- How to complete this task -
What is needed is a faithful copy of all the records.

- Excerpted data -
◆ ◆ ◆ ◆ ◆ ◆ ◆

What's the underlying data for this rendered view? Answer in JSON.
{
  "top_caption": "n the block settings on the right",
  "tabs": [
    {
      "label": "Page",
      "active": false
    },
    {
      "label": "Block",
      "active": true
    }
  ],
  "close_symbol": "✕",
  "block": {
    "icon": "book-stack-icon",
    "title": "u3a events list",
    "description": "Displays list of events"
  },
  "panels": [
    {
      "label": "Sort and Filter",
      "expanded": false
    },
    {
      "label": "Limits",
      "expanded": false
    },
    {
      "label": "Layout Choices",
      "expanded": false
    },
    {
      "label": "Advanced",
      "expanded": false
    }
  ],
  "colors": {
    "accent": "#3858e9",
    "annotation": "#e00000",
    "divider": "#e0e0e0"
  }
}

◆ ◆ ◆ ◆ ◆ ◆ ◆

- Exercise result -
What's the underlying data for this rendered view? Answer in JSON.
{
  "top_caption": "n the block settings on the right",
  "tabs": [
    {
      "label": "Page",
      "active": false
    },
    {
      "label": "Block",
      "active": true
    }
  ],
  "close_symbol": "✕",
  "block": {
    "icon": "book-stack-icon",
    "title": "u3a events list",
    "description": "Displays list of events"
  },
  "panels": [
    {
      "label": "Sort and Filter",
      "expanded": false
    },
    {
      "label": "Limits",
      "expanded": false
    },
    {
      "label": "Layout Choices",
      "expanded": false
    },
    {
      "label": "Advanced",
      "expanded": false
    }
  ],
  "colors": {
    "accent": "#3858e9",
    "annotation": "#e00000",
    "divider": "#e0e0e0"
  }
}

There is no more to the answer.